People from many different countries live, study and work in Eindhoven. Every week, E52 has a talk with an international about what brought them here and what life is like in Eindhoven.
Name: Sukanya Krishnamurthy
Country of origin: India
Work: Assistant Professor at Department of the Built Environment at Eindhoven Technical University
It is a grey and rainy day when we meet Sukanya. She is standing in front of Vertigo, the building on the university campus where she works. She greets us with a warm smile and asks where we want to go for the interview. We choose the Metaforum. It’s almost time for lunch, so more and more students and staff are heading towards the restaurant in the building. “It still isn’t cold, so let’s enjoy some fresh air,” Sukanya says and we find a nice spot outside, where it is dry and quiet.
Sukanya has, as she puts it, ‘a nice global history’. “I did my in Bachelors in India followed by my Masters and PhD in Germany. After which I had a research job in Canada and then moved to Eindhoven to take up an academic position. I really wanted to experience the world and this has also shaped my work.” Sukanya’s work focuses on how cities can use their resources and values for better sustainable development. “I always liked teaching and here I can do both research and teaching. It keeps you on your feet!”, she says talking about the profile of her job, “When I applied I had in mind that the Netherlands would be comfortable move, mainly because of the English language. Most people speak English here and you can manage quiet easily.”
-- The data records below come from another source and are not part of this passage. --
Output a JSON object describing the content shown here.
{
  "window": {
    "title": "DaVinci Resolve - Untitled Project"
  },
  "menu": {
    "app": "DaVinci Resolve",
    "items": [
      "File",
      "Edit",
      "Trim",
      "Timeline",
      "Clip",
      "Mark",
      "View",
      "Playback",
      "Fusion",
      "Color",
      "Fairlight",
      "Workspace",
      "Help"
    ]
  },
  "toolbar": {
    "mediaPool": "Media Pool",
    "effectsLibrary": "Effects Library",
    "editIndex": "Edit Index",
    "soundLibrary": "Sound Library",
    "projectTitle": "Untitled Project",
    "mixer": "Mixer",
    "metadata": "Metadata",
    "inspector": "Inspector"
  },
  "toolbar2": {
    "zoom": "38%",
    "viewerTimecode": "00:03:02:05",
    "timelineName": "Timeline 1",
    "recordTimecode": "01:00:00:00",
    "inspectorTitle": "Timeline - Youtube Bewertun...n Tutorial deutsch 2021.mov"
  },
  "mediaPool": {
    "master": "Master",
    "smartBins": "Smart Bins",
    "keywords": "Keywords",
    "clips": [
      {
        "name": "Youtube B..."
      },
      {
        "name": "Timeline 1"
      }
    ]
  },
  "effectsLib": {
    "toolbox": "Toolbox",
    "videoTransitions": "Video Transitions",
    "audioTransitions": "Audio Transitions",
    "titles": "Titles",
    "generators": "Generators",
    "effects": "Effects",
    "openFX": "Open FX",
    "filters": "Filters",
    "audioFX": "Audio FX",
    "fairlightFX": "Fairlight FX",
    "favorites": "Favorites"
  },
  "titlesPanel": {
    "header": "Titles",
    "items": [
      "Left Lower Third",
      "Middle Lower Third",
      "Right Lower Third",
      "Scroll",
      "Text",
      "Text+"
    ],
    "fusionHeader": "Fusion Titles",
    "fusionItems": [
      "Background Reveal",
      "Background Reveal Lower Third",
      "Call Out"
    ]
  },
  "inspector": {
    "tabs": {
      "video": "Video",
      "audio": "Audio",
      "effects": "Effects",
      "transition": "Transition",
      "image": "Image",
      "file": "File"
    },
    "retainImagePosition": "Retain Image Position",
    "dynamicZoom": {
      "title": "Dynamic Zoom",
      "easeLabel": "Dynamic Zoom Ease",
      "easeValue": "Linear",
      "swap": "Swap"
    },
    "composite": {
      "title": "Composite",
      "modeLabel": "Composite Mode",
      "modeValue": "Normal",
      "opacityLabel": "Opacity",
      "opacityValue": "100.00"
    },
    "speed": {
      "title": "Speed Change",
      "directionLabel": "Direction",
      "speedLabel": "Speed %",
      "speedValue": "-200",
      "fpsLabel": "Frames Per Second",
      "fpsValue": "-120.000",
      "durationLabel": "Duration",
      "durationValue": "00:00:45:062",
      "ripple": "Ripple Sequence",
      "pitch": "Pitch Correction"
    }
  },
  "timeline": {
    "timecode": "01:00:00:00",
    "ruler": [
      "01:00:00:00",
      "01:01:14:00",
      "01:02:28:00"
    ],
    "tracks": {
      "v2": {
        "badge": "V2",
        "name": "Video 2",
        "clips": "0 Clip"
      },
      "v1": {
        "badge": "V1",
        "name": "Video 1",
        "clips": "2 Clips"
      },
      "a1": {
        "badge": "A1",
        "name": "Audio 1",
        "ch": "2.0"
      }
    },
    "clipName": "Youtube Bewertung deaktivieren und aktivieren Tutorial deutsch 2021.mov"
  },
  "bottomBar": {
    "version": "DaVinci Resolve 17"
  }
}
“I have come into my own here. But I had to get used to the mentality: people can be quite direct. In the beginning, I had a difficult time with it. For instance in work discussions, people would just say to me ‘No, I can’t do it’ or ‘I don´t have time’. I wasn’t used to people being that frank right to my face. In other countries, your colleagues would beat around the bush more and then maybe say a polite no in a later moment. But I’m adapting. The other day we were in a meeting and I said we should get to the point. I shocked the rest of the group,” Sukanya laughs out loud. “It was quite confrontational to hear myself say something like that.”
“Eindhoven needs a balance between the technical emphasis and the softer, cultural, and more everyday activities”Sukanya Krishnamurthy, Assistant Professor
If something can be improved in Eindhoven, it is the food culture, according to Sukanya: “You can learn a lot from the countries in the south! Kruisstraat is a nice example within the city, we need more like this! There needs to be a balance between the technical emphasis and the softer, cultural, and more everyday activities, more food options would be a great place to start!”
“I really enjoy how comfortable it has been here for us. We quickly adjusted. Eindhoven is one of the smaller towns I lived in, but there is a lot of different things happening here.” She continues about her partner, “I met my husband in Estonia but we come from the same city in India. We lived in adjacent neighborhoods growing up and we knew the same people when we studied. We had to go across the world to finally meet! He now lives in Scotland, so we live between two countries. We travel back and forth from Scotland to the Netherlands quite a bit. Though not easy, it is also not unique nowadays.”
Being avid travellers, Sukanya continues, “We travel a lot and with it has come with adventures and misadventures! You get more flexible. I have learnt that you can’t always plan everything, sadly! And most of times the unexpected works out. Having lived now in a number of countries, it has made me more open. There is very little that shocks me. One of the downsides is that we have had to leave our friends every time. But on the other hand, you learn to adapt, make new friends, setup new networks. We think of it as one big adventure.”
Since a year Sukanya lives on Strijp S and enjoys the vibe of the neighbourhood. “Since when we first moved here, our favourite spot in Eindhoven was Strijp S. Loft living in most places around the world can be unaffordable, but here we are able to live in one. So, every time I come home, the space and light give me a lot of energy.”
You can see Sukanya’s work with the Embassy of Data during the World Design Event/ Dutch Design Week in the former V&D- building, Vrijstraat 11 in Eindhoven.
Read all the internationals stories here.
Photography: Diewke van den Heuvel